On defense, although Purdue lost its best defensive player, Ryan Kerrigan, the Boilers return nearly everyone else, including CB Ricardo Allen, DT Kawann Short, and LB Will Lucas. Last year, Purdue ranked a decent #62 in total defense, which helped offset one of the worst offenses in FBS (it was the first time since 2003 that Purdue's defense was ranked higher than its offense). Based on the above, I think it's fair to say that Purdue will need an even stronger season from the defense.
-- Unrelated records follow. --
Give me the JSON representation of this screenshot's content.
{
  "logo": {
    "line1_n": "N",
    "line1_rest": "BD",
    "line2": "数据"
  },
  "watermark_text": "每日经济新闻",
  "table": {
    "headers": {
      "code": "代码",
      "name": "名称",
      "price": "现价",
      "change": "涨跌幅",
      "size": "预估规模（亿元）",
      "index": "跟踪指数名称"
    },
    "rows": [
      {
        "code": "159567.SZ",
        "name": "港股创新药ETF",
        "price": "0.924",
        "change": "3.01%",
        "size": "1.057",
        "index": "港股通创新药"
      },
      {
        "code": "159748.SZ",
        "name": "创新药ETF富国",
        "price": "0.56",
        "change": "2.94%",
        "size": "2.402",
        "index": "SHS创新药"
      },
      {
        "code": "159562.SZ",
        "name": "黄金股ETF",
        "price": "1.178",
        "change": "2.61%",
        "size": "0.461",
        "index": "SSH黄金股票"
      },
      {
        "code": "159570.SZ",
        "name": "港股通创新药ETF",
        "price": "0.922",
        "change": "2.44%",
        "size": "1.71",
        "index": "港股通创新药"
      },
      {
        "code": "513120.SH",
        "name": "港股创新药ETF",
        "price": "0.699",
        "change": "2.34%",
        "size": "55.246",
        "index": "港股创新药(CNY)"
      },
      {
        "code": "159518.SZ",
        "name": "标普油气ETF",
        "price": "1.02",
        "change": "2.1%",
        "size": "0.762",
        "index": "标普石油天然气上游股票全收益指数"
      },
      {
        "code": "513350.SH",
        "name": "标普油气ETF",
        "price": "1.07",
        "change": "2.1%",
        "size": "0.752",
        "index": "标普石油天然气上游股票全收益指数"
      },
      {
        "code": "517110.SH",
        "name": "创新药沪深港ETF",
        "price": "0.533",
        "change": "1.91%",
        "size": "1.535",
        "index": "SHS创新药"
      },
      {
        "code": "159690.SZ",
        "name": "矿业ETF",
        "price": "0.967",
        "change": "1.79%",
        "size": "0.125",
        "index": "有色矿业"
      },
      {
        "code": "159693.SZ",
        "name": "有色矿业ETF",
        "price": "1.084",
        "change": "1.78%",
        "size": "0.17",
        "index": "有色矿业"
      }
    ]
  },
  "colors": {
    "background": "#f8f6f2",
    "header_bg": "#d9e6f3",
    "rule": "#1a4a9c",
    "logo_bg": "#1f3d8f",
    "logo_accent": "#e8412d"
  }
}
Purdue is a very strange team to read. There are question marks all over the field, and on the sideline, where Danny Hope certainly hasn't yet proven himself as an FBS head coach. Today, Off Tackle Empire made its "closing arguments" post on Purdue, and the 11 OTE writers predicted records ranging from 8-4 to 1-11. It wouldn't surprise me if both IU and Purdue were in the hunt for bowl bids when the Bucket games rolls around, and it wouldn't surprise me if it's another "Bucket or bust" year for both programs.